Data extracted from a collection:

++++

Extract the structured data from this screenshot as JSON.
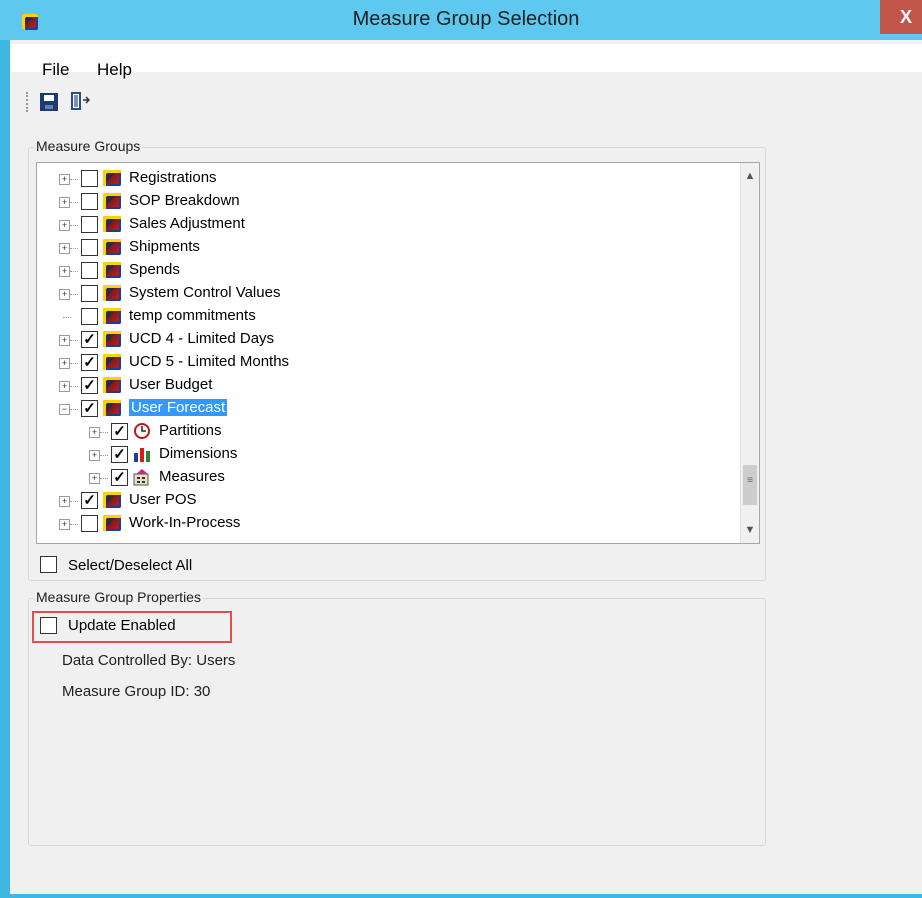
{
  "window": {
    "title": "Measure Group Selection",
    "close_label": "X"
  },
  "menu": {
    "file": "File",
    "help": "Help"
  },
  "groups": {
    "measure_groups_label": "Measure Groups",
    "properties_label": "Measure Group Properties"
  },
  "tree": [
    {
      "label": "Registrations",
      "checked": false,
      "level": 0,
      "expander": "+",
      "icon": "cube-icon"
    },
    {
      "label": "SOP Breakdown",
      "checked": false,
      "level": 0,
      "expander": "+",
      "icon": "cube-icon"
    },
    {
      "label": "Sales Adjustment",
      "checked": false,
      "level": 0,
      "expander": "+",
      "icon": "cube-icon"
    },
    {
      "label": "Shipments",
      "checked": false,
      "level": 0,
      "expander": "+",
      "icon": "cube-icon"
    },
    {
      "label": "Spends",
      "checked": false,
      "level": 0,
      "expander": "+",
      "icon": "cube-icon"
    },
    {
      "label": "System Control Values",
      "checked": false,
      "level": 0,
      "expander": "+",
      "icon": "cube-icon"
    },
    {
      "label": "temp commitments",
      "checked": false,
      "level": 0,
      "expander": "",
      "icon": "cube-icon"
    },
    {
      "label": "UCD 4 - Limited Days",
      "checked": true,
      "level": 0,
      "expander": "+",
      "icon": "cube-icon"
    },
    {
      "label": "UCD 5 -  Limited Months",
      "checked": true,
      "level": 0,
      "expander": "+",
      "icon": "cube-icon"
    },
    {
      "label": "User Budget",
      "checked": true,
      "level": 0,
      "expander": "+",
      "icon": "cube-icon"
    },
    {
      "label": "User Forecast",
      "checked": true,
      "level": 0,
      "expander": "−",
      "icon": "cube-icon",
      "selected": true
    },
    {
      "label": "Partitions",
      "checked": true,
      "level": 1,
      "expander": "+",
      "icon": "clock-icon"
    },
    {
      "label": "Dimensions",
      "checked": true,
      "level": 1,
      "expander": "+",
      "icon": "bar-chart-icon"
    },
    {
      "label": "Measures",
      "checked": true,
      "level": 1,
      "expander": "+",
      "icon": "calculator-icon"
    },
    {
      "label": "User POS",
      "checked": true,
      "level": 0,
      "expander": "+",
      "icon": "cube-icon"
    },
    {
      "label": "Work-In-Process",
      "checked": false,
      "level": 0,
      "expander": "+",
      "icon": "cube-icon"
    }
  ],
  "select_all": {
    "label": "Select/Deselect All",
    "checked": false
  },
  "properties": {
    "update_enabled_label": "Update Enabled",
    "update_enabled_checked": false,
    "data_controlled_by": "Data Controlled By: Users",
    "measure_group_id": "Measure Group ID: 30"
  },
  "colors": {
    "titlebar": "#5fc8ee",
    "selection": "#3399ff",
    "highlight_border": "#e04e4e"
  }
}
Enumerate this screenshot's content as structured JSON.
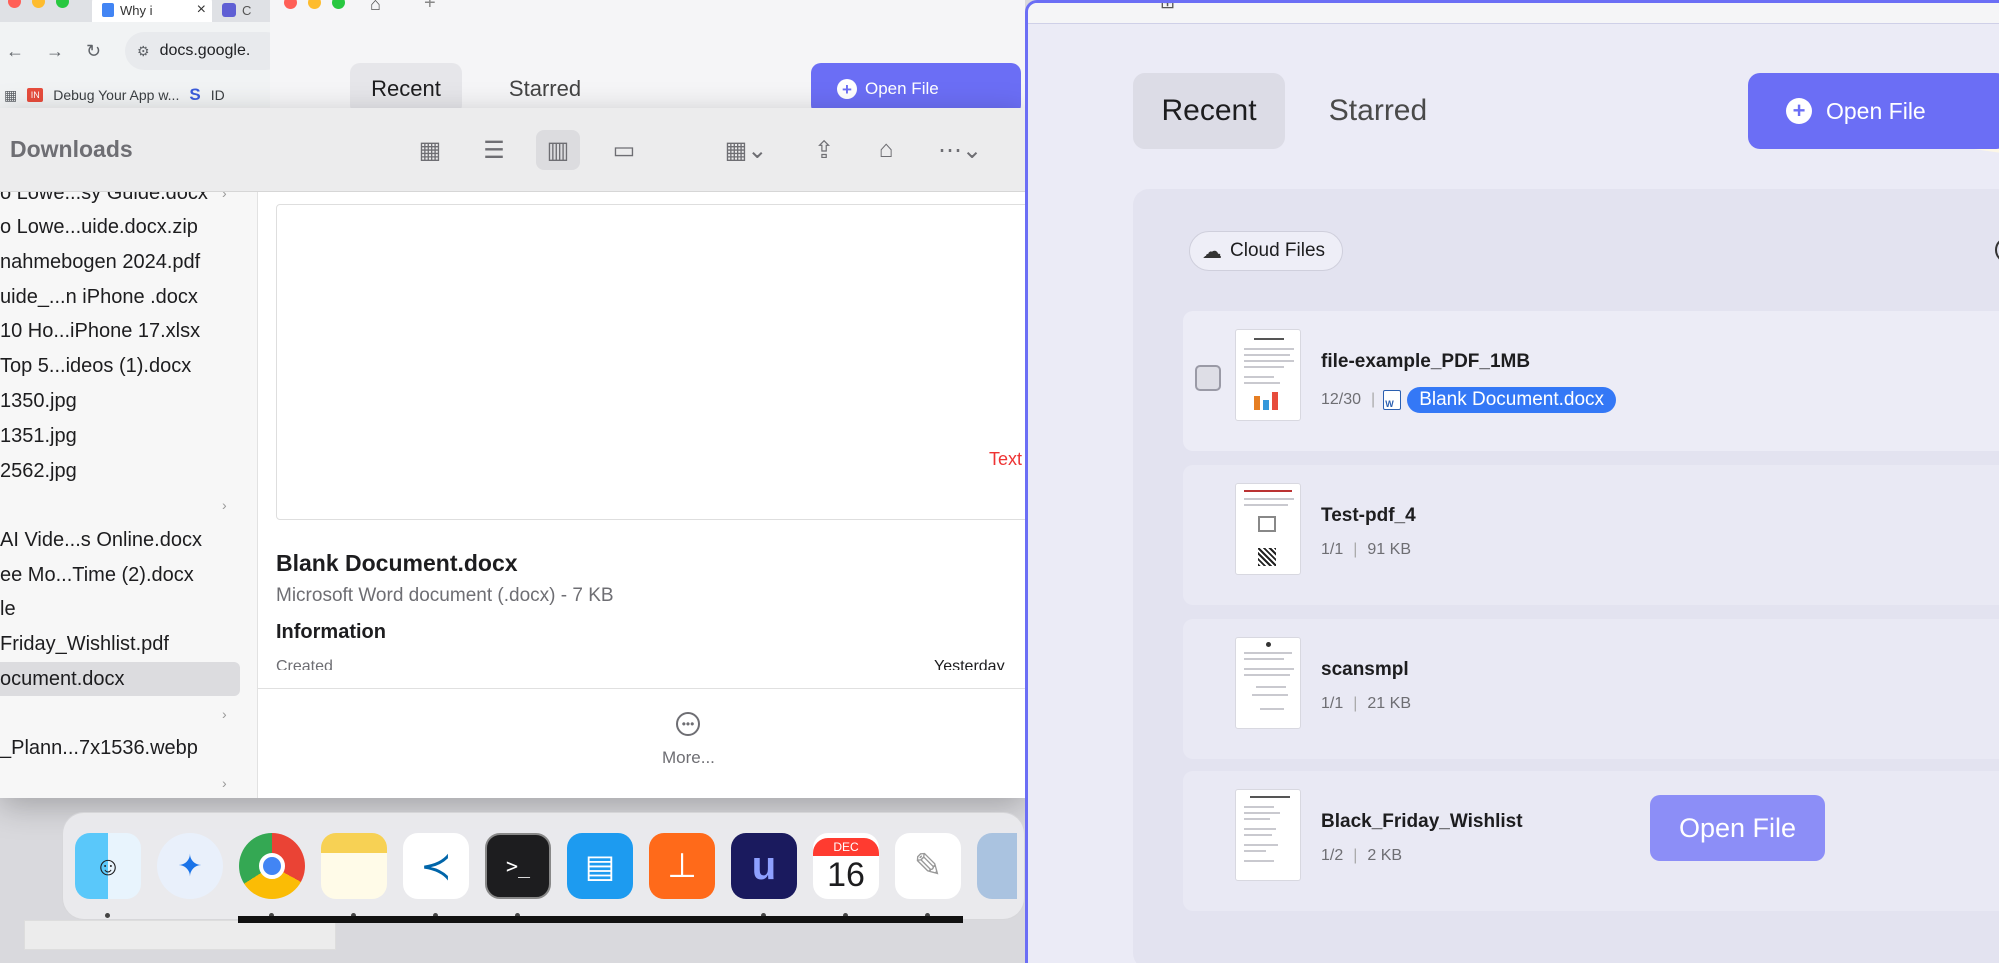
{
  "browser": {
    "tab_title": "Why i",
    "tab2_title": "C",
    "url": "docs.google.",
    "bookmark": "Debug Your App w...",
    "bookmark2": "ID"
  },
  "small_window": {
    "recent": "Recent",
    "starred": "Starred",
    "open_file": "Open File"
  },
  "finder": {
    "title": "Downloads",
    "files": [
      {
        "name": "o Lowe...sy Guide.docx",
        "chevron": true
      },
      {
        "name": "o Lowe...uide.docx.zip"
      },
      {
        "name": "nahmebogen 2024.pdf"
      },
      {
        "name": "uide_...n iPhone .docx"
      },
      {
        "name": "10 Ho...iPhone 17.xlsx"
      },
      {
        "name": " Top 5...ideos  (1).docx"
      },
      {
        "name": "1350.jpg"
      },
      {
        "name": "1351.jpg"
      },
      {
        "name": "2562.jpg"
      },
      {
        "name": "",
        "chevron": true
      },
      {
        "name": "AI Vide...s Online.docx"
      },
      {
        "name": "ee Mo...Time  (2).docx"
      },
      {
        "name": "le"
      },
      {
        "name": "Friday_Wishlist.pdf"
      },
      {
        "name": "ocument.docx",
        "selected": true
      },
      {
        "name": "",
        "chevron": true
      },
      {
        "name": "_Plann...7x1536.webp"
      },
      {
        "name": "",
        "chevron": true
      }
    ],
    "preview": {
      "text_label": "Text",
      "name": "Blank Document.docx",
      "kind": "Microsoft Word document (.docx) - 7 KB",
      "info_heading": "Information",
      "created_label": "Created",
      "created_value": "Yesterday",
      "more": "More..."
    }
  },
  "dock": {
    "calendar_month": "DEC",
    "calendar_day": "16",
    "terminal": ">_"
  },
  "main": {
    "recent": "Recent",
    "starred": "Starred",
    "open_file": "Open File",
    "cloud_files": "Cloud Files",
    "files": [
      {
        "name": "file-example_PDF_1MB",
        "pages": "12/30",
        "drag": "Blank Document.docx"
      },
      {
        "name": "Test-pdf_4",
        "pages": "1/1",
        "size": "91 KB"
      },
      {
        "name": "scansmpl",
        "pages": "1/1",
        "size": "21 KB"
      },
      {
        "name": "Black_Friday_Wishlist",
        "pages": "1/2",
        "size": "2 KB"
      }
    ],
    "row_open_button": "Open File"
  },
  "colors": {
    "accent": "#6b6ef5",
    "selection_blue": "#3478f6",
    "preview_text_red": "#e33333"
  }
}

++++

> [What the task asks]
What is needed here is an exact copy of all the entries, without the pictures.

> [Response to this task]
Extract the structured data from this screenshot as JSON.
{
  "window": {
    "title": "Measure Group Selection",
    "close_label": "X"
  },
  "menu": {
    "file": "File",
    "help": "Help"
  },
  "groups": {
    "measure_groups_label": "Measure Groups",
    "properties_label": "Measure Group Properties"
  },
  "tree": [
    {
      "label": "Registrations",
      "checked": false,
      "level": 0,
      "expander": "+",
      "icon": "cube-icon"
    },
    {
      "label": "SOP Breakdown",
      "checked": false,
      "level": 0,
      "expander": "+",
      "icon": "cube-icon"
    },
    {
      "label": "Sales Adjustment",
      "checked": false,
      "level": 0,
      "expander": "+",
      "icon": "cube-icon"
    },
    {
      "label": "Shipments",
      "checked": false,
      "level": 0,
      "expander": "+",
      "icon": "cube-icon"
    },
    {
      "label": "Spends",
      "checked": false,
      "level": 0,
      "expander": "+",
      "icon": "cube-icon"
    },
    {
      "label": "System Control Values",
      "checked": false,
      "level": 0,
      "expander": "+",
      "icon": "cube-icon"
    },
    {
      "label": "temp commitments",
      "checked": false,
      "level": 0,
      "expander": "",
      "icon": "cube-icon"
    },
    {
      "label": "UCD 4 - Limited Days",
      "checked": true,
      "level": 0,
      "expander": "+",
      "icon": "cube-icon"
    },
    {
      "label": "UCD 5 -  Limited Months",
      "checked": true,
      "level": 0,
      "expander": "+",
      "icon": "cube-icon"
    },
    {
      "label": "User Budget",
      "checked": true,
      "level": 0,
      "expander": "+",
      "icon": "cube-icon"
    },
    {
      "label": "User Forecast",
      "checked": true,
      "level": 0,
      "expander": "−",
      "icon": "cube-icon",
      "selected": true
    },
    {
      "label": "Partitions",
      "checked": true,
      "level": 1,
      "expander": "+",
      "icon": "clock-icon"
    },
    {
      "label": "Dimensions",
      "checked": true,
      "level": 1,
      "expander": "+",
      "icon": "bar-chart-icon"
    },
    {
      "label": "Measures",
      "checked": true,
      "level": 1,
      "expander": "+",
      "icon": "calculator-icon"
    },
    {
      "label": "User POS",
      "checked": true,
      "level": 0,
      "expander": "+",
      "icon": "cube-icon"
    },
    {
      "label": "Work-In-Process",
      "checked": false,
      "level": 0,
      "expander": "+",
      "icon": "cube-icon"
    }
  ],
  "select_all": {
    "label": "Select/Deselect All",
    "checked": false
  },
  "properties": {
    "update_enabled_label": "Update Enabled",
    "update_enabled_checked": false,
    "data_controlled_by": "Data Controlled By: Users",
    "measure_group_id": "Measure Group ID: 30"
  },
  "colors": {
    "titlebar": "#5fc8ee",
    "selection": "#3399ff",
    "highlight_border": "#e04e4e"
  }
}
Enumerate this screenshot's content as structured JSON.
{
  "browser": {
    "tab_title": "Why i",
    "tab2_title": "C",
    "url": "docs.google.",
    "bookmark": "Debug Your App w...",
    "bookmark2": "ID"
  },
  "small_window": {
    "recent": "Recent",
    "starred": "Starred",
    "open_file": "Open File"
  },
  "finder": {
    "title": "Downloads",
    "files": [
      {
        "name": "o Lowe...sy Guide.docx",
        "chevron": true
      },
      {
        "name": "o Lowe...uide.docx.zip"
      },
      {
        "name": "nahmebogen 2024.pdf"
      },
      {
        "name": "uide_...n iPhone .docx"
      },
      {
        "name": "10 Ho...iPhone 17.xlsx"
      },
      {
        "name": " Top 5...ideos  (1).docx"
      },
      {
        "name": "1350.jpg"
      },
      {
        "name": "1351.jpg"
      },
      {
        "name": "2562.jpg"
      },
      {
        "name": "",
        "chevron": true
      },
      {
        "name": "AI Vide...s Online.docx"
      },
      {
        "name": "ee Mo...Time  (2).docx"
      },
      {
        "name": "le"
      },
      {
        "name": "Friday_Wishlist.pdf"
      },
      {
        "name": "ocument.docx",
        "selected": true
      },
      {
        "name": "",
        "chevron": true
      },
      {
        "name": "_Plann...7x1536.webp"
      },
      {
        "name": "",
        "chevron": true
      }
    ],
    "preview": {
      "text_label": "Text",
      "name": "Blank Document.docx",
      "kind": "Microsoft Word document (.docx) - 7 KB",
      "info_heading": "Information",
      "created_label": "Created",
      "created_value": "Yesterday",
      "more": "More..."
    }
  },
  "dock": {
    "calendar_month": "DEC",
    "calendar_day": "16",
    "terminal": ">_"
  },
  "main": {
    "recent": "Recent",
    "starred": "Starred",
    "open_file": "Open File",
    "cloud_files": "Cloud Files",
    "files": [
      {
        "name": "file-example_PDF_1MB",
        "pages": "12/30",
        "drag": "Blank Document.docx"
      },
      {
        "name": "Test-pdf_4",
        "pages": "1/1",
        "size": "91 KB"
      },
      {
        "name": "scansmpl",
        "pages": "1/1",
        "size": "21 KB"
      },
      {
        "name": "Black_Friday_Wishlist",
        "pages": "1/2",
        "size": "2 KB"
      }
    ],
    "row_open_button": "Open File"
  },
  "colors": {
    "accent": "#6b6ef5",
    "selection_blue": "#3478f6",
    "preview_text_red": "#e33333"
  }
}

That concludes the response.